◆ **EXERCISE**: Below are some records; find each line that carries the word "trend" and copy it.

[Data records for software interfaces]
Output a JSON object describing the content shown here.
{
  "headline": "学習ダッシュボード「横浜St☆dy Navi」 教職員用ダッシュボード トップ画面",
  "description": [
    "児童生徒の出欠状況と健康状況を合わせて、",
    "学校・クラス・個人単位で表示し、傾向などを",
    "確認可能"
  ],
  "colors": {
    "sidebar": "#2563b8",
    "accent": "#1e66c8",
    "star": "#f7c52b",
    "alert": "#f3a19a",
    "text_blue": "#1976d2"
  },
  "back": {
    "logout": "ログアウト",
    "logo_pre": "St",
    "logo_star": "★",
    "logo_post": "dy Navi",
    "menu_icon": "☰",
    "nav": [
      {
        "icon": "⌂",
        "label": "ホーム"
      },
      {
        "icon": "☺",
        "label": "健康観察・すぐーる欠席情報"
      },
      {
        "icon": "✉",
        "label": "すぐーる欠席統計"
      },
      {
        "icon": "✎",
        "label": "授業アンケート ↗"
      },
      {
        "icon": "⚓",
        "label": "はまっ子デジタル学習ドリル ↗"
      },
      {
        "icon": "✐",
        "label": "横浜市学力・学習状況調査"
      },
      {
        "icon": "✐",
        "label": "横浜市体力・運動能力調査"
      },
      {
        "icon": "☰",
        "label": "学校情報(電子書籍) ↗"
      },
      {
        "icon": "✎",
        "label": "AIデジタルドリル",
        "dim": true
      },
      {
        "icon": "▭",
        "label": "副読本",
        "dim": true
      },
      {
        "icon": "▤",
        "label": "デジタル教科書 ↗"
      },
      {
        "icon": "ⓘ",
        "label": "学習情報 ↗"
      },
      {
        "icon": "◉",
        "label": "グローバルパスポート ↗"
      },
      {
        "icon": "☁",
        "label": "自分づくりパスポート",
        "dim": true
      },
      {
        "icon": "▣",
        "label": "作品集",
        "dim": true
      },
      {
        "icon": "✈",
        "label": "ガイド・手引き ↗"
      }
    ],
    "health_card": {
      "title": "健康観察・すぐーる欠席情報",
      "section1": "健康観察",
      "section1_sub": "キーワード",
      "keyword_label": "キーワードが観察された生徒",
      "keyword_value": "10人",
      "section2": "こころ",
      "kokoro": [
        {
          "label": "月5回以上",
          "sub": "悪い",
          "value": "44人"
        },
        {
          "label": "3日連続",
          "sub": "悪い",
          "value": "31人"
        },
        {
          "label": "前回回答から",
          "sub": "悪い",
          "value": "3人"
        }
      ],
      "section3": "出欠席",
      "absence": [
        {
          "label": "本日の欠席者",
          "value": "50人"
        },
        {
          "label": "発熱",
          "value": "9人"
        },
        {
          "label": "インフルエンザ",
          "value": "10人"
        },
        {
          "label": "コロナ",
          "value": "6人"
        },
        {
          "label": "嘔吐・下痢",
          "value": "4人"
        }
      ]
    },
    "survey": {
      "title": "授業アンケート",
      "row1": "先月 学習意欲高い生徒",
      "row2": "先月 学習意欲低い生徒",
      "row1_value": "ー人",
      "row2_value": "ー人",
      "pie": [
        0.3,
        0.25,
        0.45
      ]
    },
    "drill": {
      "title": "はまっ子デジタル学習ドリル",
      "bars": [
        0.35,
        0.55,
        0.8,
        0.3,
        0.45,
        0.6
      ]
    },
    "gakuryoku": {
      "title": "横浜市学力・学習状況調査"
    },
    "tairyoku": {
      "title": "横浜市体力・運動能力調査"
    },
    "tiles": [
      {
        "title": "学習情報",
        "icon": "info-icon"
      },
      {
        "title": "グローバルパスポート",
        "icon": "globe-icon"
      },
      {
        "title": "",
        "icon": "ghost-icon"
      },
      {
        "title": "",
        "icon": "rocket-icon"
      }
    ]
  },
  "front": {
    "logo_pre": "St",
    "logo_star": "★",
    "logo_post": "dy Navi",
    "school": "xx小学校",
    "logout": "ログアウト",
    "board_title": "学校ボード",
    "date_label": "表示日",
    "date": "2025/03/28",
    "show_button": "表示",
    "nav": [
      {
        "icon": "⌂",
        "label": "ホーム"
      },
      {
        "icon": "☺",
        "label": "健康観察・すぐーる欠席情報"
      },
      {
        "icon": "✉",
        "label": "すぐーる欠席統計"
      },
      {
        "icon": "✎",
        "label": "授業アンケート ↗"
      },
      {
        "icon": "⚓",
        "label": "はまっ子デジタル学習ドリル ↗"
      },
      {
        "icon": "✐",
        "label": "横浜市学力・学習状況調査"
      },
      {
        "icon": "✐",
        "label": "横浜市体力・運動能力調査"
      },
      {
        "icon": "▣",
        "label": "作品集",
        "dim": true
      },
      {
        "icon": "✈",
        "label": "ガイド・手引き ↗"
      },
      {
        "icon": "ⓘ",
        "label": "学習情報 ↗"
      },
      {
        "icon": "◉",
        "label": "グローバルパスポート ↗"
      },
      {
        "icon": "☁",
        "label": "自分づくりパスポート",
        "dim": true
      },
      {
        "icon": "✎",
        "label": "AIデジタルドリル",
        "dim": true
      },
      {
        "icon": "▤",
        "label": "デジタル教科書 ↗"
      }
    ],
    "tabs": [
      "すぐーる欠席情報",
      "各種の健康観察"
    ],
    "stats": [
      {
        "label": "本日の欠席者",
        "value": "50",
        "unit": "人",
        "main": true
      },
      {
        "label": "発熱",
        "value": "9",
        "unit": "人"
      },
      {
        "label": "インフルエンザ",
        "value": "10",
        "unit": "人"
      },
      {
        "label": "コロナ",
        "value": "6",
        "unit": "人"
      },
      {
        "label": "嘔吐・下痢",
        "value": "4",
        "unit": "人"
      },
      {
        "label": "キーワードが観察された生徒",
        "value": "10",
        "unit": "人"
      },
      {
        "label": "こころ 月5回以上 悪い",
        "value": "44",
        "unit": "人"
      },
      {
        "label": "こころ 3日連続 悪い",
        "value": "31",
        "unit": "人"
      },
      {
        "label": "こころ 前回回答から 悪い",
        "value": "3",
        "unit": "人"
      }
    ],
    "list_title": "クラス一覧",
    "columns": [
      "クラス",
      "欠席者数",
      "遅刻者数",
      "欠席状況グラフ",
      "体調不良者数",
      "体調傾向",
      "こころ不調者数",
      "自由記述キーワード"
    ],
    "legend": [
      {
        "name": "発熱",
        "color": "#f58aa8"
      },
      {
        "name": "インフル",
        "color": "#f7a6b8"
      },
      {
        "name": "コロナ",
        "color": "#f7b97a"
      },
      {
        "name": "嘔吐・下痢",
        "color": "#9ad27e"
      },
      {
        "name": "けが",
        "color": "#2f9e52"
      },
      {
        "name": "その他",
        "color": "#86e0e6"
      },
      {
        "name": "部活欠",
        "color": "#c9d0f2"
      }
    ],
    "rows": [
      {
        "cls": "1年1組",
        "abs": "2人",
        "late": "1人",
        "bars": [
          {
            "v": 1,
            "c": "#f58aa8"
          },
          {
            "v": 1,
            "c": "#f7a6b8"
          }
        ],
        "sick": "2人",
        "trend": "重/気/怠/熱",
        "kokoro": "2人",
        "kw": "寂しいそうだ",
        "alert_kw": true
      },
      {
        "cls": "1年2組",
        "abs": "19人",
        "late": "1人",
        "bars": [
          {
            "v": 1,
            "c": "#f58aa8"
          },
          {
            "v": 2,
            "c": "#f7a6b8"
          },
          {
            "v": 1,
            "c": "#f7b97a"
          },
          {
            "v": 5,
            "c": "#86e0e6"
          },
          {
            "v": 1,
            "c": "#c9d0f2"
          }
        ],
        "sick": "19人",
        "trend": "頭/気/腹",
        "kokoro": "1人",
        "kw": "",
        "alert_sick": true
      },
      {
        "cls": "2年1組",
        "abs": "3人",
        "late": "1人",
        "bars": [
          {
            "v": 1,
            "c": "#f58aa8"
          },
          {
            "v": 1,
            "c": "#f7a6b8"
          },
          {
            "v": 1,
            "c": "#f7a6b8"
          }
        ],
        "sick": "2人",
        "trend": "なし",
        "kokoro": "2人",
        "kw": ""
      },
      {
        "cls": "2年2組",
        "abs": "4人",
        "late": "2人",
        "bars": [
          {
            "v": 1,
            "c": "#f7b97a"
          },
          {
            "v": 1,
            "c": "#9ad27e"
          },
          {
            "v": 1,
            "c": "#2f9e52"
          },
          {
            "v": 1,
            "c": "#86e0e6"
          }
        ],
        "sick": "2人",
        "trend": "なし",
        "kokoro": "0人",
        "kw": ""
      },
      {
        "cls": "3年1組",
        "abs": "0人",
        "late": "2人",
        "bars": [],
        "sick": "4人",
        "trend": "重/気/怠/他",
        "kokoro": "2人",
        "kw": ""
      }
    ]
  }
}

◆ **RESULT BELOW**:
        "trend": "重/気/怠/熱",
        "trend": "頭/気/腹",
        "trend": "なし",
        "trend": "なし",
        "trend": "重/気/怠/他",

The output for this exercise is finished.